Julia Newbould (left), Michelle Levy, Matt Lawler and Sarah Abood

Quality of Advice Review lead Michelle Levy has acknowledged that the Minister for Financial Services’ preference to simplify Statements of Advice rather than remove them altogether is likely to generate a swifter result for the profession.

Levy had proposed removing the requirement for SOAs but the Minister, Stephen Jones, has hinted at setting up a regulatory environment where only shorter documents are required.

Speaking on a webinar hosted by Professional Planer in partnership with AMP on Monday morning, Levy said Jones’ proposal wouldn’t need legislative change.

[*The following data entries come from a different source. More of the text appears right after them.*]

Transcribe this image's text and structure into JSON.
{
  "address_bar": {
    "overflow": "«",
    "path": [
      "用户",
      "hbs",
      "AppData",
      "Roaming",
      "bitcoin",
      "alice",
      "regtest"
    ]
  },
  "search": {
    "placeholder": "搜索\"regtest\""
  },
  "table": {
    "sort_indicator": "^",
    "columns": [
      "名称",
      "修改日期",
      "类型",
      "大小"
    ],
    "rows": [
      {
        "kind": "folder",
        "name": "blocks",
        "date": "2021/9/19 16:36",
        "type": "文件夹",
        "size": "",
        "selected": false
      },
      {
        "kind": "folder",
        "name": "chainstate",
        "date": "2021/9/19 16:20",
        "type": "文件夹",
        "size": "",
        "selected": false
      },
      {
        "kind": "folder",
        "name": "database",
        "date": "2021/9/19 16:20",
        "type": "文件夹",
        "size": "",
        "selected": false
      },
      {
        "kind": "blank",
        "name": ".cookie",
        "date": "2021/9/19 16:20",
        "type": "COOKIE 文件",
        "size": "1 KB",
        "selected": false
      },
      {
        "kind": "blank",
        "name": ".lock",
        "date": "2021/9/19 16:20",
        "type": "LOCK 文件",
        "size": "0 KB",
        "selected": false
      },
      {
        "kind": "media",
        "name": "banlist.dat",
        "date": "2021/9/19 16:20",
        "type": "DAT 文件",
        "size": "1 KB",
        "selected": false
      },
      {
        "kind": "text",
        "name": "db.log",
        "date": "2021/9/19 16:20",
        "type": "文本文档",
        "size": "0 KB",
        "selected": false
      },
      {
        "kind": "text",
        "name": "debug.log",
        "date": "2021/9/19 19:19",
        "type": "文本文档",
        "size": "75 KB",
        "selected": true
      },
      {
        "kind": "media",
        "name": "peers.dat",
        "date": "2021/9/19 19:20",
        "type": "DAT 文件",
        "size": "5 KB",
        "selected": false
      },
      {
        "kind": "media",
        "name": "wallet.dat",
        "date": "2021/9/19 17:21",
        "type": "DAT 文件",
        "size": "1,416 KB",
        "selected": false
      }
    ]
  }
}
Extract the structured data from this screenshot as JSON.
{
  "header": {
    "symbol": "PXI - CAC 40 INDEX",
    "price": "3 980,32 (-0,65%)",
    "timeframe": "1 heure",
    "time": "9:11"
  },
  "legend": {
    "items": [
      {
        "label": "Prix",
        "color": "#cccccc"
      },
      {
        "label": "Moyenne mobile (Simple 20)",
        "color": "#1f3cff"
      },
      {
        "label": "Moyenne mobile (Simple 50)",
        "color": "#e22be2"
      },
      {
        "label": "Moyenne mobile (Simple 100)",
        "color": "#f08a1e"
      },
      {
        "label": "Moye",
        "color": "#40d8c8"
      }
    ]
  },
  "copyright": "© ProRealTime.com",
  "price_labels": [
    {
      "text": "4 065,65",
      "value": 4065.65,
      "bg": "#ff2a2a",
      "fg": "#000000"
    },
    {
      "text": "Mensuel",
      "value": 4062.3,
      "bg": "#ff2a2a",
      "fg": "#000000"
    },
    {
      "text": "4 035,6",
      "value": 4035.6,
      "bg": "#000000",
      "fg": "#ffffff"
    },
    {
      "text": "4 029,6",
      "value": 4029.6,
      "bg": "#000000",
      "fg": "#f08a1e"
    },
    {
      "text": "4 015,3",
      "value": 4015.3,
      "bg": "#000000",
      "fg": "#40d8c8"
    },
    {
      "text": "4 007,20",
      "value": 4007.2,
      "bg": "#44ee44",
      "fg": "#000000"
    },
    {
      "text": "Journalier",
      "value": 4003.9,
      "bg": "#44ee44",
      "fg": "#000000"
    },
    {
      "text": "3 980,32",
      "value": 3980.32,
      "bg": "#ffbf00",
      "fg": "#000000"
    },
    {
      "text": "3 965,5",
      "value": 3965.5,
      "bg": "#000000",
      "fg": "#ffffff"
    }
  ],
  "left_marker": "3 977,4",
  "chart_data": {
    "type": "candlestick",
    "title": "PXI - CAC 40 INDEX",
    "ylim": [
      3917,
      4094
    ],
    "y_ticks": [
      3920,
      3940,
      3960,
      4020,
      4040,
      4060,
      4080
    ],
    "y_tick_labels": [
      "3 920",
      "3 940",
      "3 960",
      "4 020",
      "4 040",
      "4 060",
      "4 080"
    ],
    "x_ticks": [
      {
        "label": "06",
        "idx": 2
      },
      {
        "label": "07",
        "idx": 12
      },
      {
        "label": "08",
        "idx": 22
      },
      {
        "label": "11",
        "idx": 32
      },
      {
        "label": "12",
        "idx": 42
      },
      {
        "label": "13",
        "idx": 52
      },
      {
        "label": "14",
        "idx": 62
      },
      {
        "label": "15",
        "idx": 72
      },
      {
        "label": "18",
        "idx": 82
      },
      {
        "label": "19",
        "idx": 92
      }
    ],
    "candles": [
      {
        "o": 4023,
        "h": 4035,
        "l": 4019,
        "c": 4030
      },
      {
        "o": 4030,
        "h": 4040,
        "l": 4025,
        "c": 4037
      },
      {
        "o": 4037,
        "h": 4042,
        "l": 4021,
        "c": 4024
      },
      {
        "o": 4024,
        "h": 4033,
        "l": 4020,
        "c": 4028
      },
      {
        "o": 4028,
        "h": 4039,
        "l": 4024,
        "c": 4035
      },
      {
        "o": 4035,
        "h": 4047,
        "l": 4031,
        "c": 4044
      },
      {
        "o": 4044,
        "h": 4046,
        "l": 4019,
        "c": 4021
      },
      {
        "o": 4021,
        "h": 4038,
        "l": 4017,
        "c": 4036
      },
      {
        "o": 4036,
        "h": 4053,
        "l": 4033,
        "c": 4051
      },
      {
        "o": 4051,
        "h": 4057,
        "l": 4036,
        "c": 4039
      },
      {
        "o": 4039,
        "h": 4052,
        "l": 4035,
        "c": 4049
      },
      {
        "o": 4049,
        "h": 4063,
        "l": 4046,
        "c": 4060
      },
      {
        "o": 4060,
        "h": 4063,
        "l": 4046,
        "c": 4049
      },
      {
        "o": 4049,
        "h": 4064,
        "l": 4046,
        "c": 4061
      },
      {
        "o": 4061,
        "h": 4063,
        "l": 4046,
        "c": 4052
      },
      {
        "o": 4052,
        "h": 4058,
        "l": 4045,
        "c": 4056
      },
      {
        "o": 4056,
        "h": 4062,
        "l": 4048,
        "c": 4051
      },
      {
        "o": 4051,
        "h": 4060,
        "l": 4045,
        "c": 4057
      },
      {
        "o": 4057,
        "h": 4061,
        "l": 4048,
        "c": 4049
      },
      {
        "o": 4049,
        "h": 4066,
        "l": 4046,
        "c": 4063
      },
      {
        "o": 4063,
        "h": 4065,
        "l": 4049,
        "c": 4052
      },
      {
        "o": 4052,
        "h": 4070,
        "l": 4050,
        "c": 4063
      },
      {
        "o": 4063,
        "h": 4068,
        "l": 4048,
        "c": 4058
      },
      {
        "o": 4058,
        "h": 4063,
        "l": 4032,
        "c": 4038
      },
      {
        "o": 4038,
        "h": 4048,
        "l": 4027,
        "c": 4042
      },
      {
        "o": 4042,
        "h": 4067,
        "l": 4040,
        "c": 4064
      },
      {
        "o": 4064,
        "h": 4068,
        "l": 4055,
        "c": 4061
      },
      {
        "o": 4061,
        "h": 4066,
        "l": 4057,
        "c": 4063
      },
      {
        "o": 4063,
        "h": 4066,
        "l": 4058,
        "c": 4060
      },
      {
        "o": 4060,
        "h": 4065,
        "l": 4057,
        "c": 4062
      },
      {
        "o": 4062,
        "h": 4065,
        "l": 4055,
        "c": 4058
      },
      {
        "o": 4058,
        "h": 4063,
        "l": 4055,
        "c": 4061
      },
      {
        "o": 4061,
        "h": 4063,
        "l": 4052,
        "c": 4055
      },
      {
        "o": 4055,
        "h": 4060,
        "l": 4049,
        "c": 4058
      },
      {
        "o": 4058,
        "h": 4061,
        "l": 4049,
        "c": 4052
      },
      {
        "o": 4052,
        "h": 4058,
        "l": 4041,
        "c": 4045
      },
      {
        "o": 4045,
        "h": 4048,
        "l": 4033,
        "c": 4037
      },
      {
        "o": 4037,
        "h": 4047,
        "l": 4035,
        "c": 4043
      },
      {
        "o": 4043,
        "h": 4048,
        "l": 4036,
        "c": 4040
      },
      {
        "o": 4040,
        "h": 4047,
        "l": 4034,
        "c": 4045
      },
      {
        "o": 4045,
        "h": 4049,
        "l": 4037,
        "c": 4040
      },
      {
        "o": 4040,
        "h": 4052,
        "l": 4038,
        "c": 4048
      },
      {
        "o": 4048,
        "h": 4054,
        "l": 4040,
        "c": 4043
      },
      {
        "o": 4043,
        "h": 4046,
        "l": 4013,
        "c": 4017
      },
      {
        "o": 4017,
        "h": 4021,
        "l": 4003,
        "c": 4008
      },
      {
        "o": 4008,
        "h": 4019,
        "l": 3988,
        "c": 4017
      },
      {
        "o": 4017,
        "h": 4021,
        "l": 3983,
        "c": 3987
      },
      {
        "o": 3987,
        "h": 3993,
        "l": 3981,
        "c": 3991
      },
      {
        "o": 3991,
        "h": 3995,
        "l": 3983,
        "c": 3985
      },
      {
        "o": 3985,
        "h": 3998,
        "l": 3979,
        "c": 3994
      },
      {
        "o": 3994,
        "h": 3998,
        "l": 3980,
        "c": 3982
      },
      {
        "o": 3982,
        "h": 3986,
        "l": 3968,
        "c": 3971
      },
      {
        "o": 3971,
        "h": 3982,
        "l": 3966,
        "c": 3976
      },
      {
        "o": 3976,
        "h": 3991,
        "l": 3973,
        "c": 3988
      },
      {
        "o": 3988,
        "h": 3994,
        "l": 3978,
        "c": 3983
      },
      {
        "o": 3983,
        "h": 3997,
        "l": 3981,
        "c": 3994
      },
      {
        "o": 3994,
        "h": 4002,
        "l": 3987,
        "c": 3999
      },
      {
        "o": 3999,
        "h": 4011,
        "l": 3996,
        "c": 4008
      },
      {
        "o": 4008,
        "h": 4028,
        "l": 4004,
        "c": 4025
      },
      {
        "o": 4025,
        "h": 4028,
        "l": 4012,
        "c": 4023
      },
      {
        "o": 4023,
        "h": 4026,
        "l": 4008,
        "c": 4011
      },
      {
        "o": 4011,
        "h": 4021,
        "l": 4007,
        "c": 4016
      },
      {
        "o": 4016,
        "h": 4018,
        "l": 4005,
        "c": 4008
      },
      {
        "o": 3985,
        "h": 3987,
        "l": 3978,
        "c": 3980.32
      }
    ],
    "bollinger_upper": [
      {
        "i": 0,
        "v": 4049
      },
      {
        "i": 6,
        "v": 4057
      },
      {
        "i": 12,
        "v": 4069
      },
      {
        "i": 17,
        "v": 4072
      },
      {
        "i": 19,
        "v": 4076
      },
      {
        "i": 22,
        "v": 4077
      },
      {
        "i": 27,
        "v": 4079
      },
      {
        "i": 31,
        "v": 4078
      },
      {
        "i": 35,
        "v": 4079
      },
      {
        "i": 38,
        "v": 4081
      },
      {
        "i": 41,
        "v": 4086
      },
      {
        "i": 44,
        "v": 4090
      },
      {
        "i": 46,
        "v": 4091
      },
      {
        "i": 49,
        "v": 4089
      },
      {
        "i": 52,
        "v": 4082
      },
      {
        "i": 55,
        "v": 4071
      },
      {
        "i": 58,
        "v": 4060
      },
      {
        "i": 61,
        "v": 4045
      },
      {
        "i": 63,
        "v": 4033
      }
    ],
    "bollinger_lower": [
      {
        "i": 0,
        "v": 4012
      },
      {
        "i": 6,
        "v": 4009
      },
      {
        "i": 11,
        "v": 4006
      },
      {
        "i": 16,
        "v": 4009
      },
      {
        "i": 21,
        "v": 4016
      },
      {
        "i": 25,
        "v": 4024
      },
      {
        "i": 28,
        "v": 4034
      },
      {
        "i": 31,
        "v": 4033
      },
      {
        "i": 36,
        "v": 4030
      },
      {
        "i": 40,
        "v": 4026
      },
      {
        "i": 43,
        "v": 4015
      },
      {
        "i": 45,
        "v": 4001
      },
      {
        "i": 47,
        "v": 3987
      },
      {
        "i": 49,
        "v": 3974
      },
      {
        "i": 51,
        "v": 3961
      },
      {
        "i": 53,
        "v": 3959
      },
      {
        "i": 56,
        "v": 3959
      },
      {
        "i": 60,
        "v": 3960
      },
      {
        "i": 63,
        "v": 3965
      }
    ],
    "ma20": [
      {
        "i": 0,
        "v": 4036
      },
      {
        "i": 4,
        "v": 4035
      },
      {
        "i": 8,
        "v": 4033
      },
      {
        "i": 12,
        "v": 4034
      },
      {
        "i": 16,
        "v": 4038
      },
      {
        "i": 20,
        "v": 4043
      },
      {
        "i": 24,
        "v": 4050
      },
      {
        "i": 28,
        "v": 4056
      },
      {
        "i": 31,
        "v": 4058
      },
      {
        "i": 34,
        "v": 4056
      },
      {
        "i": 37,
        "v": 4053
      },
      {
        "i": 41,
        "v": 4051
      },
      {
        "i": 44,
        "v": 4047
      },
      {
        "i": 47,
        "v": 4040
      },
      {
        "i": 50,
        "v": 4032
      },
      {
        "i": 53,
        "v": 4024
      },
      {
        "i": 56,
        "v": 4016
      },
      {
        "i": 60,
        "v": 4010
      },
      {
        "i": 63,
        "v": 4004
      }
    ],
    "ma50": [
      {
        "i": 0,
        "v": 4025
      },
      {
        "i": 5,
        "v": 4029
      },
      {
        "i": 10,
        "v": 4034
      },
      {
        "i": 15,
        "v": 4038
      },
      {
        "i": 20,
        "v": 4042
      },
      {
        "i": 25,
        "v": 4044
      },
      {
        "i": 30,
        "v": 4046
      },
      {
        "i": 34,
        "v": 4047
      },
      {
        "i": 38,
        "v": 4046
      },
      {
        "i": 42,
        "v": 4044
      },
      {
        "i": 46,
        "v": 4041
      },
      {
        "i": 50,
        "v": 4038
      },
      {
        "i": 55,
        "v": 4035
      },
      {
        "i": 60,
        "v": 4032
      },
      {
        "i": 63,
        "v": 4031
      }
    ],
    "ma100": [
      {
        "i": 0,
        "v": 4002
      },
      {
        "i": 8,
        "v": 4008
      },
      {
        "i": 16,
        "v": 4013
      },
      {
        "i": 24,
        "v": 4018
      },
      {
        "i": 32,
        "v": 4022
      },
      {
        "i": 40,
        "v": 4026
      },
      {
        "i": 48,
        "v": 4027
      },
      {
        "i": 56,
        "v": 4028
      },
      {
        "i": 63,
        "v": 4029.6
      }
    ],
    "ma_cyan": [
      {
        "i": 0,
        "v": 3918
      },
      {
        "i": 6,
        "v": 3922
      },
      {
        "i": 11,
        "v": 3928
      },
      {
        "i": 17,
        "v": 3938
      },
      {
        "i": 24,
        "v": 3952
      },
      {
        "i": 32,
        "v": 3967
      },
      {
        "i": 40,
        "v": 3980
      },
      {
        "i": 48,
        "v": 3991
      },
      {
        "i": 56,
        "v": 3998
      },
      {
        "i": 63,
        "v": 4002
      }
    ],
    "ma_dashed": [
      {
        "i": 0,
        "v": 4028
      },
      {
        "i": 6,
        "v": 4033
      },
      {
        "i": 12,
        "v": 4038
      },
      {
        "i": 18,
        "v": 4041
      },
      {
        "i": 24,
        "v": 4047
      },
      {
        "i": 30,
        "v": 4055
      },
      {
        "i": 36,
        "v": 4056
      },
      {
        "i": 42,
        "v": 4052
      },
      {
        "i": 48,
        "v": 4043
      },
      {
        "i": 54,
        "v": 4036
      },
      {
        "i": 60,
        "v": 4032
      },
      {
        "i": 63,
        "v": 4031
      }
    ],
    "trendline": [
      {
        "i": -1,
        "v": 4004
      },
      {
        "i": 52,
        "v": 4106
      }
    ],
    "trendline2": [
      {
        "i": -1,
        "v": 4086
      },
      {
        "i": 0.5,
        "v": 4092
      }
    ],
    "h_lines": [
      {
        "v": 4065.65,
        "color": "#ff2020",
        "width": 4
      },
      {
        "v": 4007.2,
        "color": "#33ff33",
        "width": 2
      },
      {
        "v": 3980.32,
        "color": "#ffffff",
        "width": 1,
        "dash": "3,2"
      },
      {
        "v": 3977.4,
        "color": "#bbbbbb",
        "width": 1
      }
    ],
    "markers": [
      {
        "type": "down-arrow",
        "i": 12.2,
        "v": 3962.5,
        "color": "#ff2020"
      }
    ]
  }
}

“The kinds of things that could be done by regulation rather than legislation would be to remove some of the content requirements from an SOA, for example, but you couldn’t remove the requirement for an SOA,” Levy said.

“I look at the content requirements and they’re not substantial as it is, so I don’t think we can blame the content requirements for an SOA on the law itself.”

Financial Advisers Association chief executive Sarah Abood argued the removal of prescriptive SOAs needed a “radical re-think” and will be a non-controversial change.

“When I say that, there isn’t universal agreement across the industry on that, although the agreement in the profession is very strong,” she said.

AMP Advice managing director Matt Lawler said Levy’s proposal to remove SOAs was well liked because the lengthy advice document now had a “life of its own” and had become a compliance document rather than one that best served clients.

“I know there’s a lot of debate around this – that it’s the lawyers or licensees that make the SOA overcomplicated – but but there probably is an element of truth in that,” Lawler said.

“’Clear, concise and effective’ is what is required for disclosure to clients and you could argue SOAs are not that for clients.”

Asked how quickly AMP could simplify SOAs with or without legislative help, Lawler said there’s always talk between licensee heads about alternative ways to deliver advice and pointed to the FPA’s work on video SOAs.

“It’s still the law to do an SOA,” Lawler said, although different people will continue to have different interpretations about what should be included in the document.

Avoiding controversy

Abood said the priority for the association is gaining quick action on changes that aren’t “controversial”.